When we talked to Baseball America’s Ben Badler about that record-setting international class, he described Oña as having “a fairly traditional skill-set.” Based on seeing Oña as an 18-year-old, Badler saw him as “an average runner but [he] has a compact, powerful swing. He has plus power and should be a guy who could hit 20 or more homers in a season.
“He projects a right fielder with good athleticism and a plus-arm,” said Badler at the time. “He has plus bat-speed as well. He is definitely an interesting player to watch.”
Oña’s first two years with the Padres were largely unremarkable. He slashed .277/.351/.405 in Low-A Fort Wayne and only .239/.312/.380 in an injury-plagued year in High-A Lake Elsinore in 2018.
Things had seemingly turned around in his first month at Double-A Amarillo this spring. The 22-year-old was hitting .348/.420/.539 before he landed on the Injured List at the start of May. At the time, the organization hoped that his shoulder pain would be a brief detour for Oña, who also missed time with an assortment of nagging maladies and freak injuries last season. But 40 days later, Oña has not yet rejoined his squad.
“I feel better physically and have been working on my hitting,” said Oña through an interpreter just before he got waylaid. “ The past two years I had a lot of nagging injuries that weren’t enough to keep me out of the lineup but didn’t let me perform the way I wanted to.”
This year, the player and team have opted to let him get fully healthy, rather than trying to play below his peak.
Three years after Badler gave his initial scouting report, a couple of things have shown themselves to be true. One, when healthy, Ona has a very good idea of the strike zone and can do some damage to the baseball. Two, he is limited defensively to left field and does not have the arm to play right.
“He’s a big strong kid and we want to see what he can do with a full season where he is healthy,” said his manager Phillip Wellman.
“He’s been very diligent with his maintenance program with his back, hips, and shoulders. He is constantly working on it. Defensively he’s working on it. He puts in his work and is doing everything he can do to get better.”
One of the things that make so many scouts excited about Oña offensively is the combination of patience and power.
“[It’s] just knowing my zone where I can do damage has always been important to me,” said Oña. “So I have always tried to swing where I can do damage. It is what helped me to be selective. I know that I have to swing at a pitch in my zone.”
While many Dominican players come of age in controlled, skill-specific camps, the Cuban players the Padres signed in 2016 — Morejon, Michel Baez, Ronald Bolanos, Osvaldo Hernandez, Ramon Perez, and Oña — are all veterans of the Cuban national team and grew up under extensive and intensive coaching and games against international competition.

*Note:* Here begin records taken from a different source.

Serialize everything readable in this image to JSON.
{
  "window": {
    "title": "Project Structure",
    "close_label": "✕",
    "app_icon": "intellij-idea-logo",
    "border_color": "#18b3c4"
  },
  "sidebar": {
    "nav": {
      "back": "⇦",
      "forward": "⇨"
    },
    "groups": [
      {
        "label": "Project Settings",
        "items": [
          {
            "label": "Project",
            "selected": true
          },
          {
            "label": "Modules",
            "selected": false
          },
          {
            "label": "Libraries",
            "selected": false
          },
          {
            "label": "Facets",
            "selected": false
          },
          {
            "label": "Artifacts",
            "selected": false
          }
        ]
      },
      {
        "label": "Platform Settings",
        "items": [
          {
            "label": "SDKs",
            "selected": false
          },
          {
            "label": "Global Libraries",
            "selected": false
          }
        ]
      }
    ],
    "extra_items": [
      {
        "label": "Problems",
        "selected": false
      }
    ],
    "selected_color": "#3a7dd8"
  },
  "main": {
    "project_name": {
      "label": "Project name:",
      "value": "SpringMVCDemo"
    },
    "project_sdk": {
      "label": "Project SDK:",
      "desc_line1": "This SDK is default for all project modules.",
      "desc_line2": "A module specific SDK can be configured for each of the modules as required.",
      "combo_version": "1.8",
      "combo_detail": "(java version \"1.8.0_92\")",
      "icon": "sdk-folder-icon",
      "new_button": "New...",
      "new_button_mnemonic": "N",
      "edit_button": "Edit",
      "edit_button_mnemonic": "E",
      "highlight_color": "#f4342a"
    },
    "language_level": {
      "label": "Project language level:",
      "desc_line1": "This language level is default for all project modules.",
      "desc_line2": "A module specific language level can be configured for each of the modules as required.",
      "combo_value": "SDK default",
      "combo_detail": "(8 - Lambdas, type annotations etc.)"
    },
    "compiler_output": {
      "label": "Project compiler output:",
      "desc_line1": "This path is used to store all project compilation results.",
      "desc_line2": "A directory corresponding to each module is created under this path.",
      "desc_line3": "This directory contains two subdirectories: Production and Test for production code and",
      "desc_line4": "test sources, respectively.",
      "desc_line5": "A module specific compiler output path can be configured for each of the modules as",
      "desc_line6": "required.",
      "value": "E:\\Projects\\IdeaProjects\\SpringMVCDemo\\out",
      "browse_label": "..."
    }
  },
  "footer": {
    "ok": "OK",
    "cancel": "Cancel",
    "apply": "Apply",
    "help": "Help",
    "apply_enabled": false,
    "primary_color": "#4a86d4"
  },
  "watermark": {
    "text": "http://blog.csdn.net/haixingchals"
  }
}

“That is something you always work on,” Oña said about developing his superior strike zone judgment. “Right now I’m working with [Sod Poodles hitting coach Raul] Padron, on swinging at pitches that I can do damage with. My success will come from having that philosophy.”
In order to become a viable option in San Diego, Oña will have to improve his defense in left field, a fact that he is well aware of.
“I’m trying to become more fluid and improve all around,” he said on his progress in the outfield.
“He has some work to do out there and he knows it,” said Wellman. “But what you like to see is even if he makes a couple of errors out there, … he’s back out there the next day. He’s going to put in the work to get better every day.”